Up to 250 workers are expected to be involved in the dispute over the gallery’s latest cost cutting plans, which PCS general secretary Mark Serwotka has described as “reckless”. He added; “This five-day walkout will put the National Gallery in the spotlight for all the wrong reasons. “The sell-off plan… risks damaging the worldwide reputation of what is one of the UK’s greatest cultural assets.”
The National Gallery have kept their agenda a well kept secret from the public, but it is understood to include plans “to privatise almost all staff, including those who look after the paintings, providing six million annual visitors with one of the best museum experiences in the world.
“They have also reneged on a promise to introduce the London living wage, meaning the institution is the only major museum or gallery in the capital that does not pay it.”

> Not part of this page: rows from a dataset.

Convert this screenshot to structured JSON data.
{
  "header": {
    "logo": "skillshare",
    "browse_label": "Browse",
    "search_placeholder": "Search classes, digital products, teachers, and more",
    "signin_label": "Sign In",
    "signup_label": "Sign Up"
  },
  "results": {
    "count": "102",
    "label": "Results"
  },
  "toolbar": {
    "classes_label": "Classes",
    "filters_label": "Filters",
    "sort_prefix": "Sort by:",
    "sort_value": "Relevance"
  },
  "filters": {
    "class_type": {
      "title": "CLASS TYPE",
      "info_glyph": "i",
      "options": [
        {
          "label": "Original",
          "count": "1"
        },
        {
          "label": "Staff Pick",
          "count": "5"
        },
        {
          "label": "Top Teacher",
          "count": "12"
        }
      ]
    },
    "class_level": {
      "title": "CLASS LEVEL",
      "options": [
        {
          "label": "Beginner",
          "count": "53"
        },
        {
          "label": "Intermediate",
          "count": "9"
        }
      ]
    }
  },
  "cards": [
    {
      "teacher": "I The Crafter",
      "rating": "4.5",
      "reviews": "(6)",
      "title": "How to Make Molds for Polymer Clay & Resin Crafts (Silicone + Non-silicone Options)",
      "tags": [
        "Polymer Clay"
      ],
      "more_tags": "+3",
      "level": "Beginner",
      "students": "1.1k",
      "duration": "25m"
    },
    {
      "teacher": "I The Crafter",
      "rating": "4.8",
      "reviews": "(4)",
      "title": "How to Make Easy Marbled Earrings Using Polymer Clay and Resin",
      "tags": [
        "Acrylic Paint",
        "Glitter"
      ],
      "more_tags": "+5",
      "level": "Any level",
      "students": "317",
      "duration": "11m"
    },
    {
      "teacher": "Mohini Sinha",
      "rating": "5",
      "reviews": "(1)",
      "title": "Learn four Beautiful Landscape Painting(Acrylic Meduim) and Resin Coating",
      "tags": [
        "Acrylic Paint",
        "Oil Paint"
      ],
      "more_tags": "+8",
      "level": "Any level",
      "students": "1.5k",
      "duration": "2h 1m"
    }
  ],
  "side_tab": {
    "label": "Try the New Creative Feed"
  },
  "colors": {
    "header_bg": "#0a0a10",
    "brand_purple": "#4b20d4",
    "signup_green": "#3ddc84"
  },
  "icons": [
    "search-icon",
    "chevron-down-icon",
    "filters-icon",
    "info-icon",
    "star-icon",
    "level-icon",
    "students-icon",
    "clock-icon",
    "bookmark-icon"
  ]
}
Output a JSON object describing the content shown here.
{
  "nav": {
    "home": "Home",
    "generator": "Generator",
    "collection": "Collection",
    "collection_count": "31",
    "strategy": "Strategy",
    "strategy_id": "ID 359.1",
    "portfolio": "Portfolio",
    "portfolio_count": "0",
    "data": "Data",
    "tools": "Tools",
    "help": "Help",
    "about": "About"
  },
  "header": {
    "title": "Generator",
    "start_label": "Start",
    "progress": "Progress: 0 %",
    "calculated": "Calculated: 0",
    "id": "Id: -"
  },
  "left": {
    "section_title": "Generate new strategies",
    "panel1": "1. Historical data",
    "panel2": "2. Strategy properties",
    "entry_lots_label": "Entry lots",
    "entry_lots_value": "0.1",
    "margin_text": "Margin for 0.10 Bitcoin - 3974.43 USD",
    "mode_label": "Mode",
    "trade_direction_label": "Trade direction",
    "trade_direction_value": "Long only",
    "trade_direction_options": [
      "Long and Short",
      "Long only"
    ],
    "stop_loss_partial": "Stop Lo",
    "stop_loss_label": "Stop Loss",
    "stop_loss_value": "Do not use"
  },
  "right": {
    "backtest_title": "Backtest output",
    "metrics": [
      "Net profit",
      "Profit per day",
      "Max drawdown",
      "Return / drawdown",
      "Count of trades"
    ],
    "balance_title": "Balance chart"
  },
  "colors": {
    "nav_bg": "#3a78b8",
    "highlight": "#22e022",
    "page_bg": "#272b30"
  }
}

In a statement issued by the National Gallery, they insisted that its modernisation plans would entail no job losses while enabling it to operate with “greater flexibility”. Directors expect the gallery to remain open throughout the industrial action, with some education events cancelled during the strike and the possibility of some rooms being closed off to the public.
The National Gallery added, “Due to PCS members of National Gallery staff taking part in industrial action on 3 – 7 February 2015, today (Tuesday 3 February 2015) the following rooms are open – Rooms 9, 10, 12, 51 – 66, Central Hall, Room 1 and The Sunley Room. All planned Education events have had to be cancelled or rescheduled.
Retail services (the National Gallery Dining Rooms, the National Café and the shops) are not affected by this dispute. Notices are also displayed at the main entrance points to the National Gallery – the Getty, Portico, and Sainsbury Wing entrances are open, Orange Street Entrance is closed.
The National Gallery stated; “We are a public asset and we have a duty to ensure the collection and the Gallery itself is accessible as much as possible, to as many people as possible. We take this task seriously and therefore have an ongoing modernisation programme designed to encourage a broader audience to access the wealth of cultural inspiration the National Gallery has to offer – so far this has included initiatives such as introducing Wi-Fi, a Membership scheme and photography. We also have ambitious future plans to further extend our Education programme and public events”. “However in order to allow these plans to be implemented we need to introduce a new roster for some visitor facing and security staff to enable the National Gallery to operate more flexibly”.
Photo: © P C Robinson Artlyst 2015 All rights reserved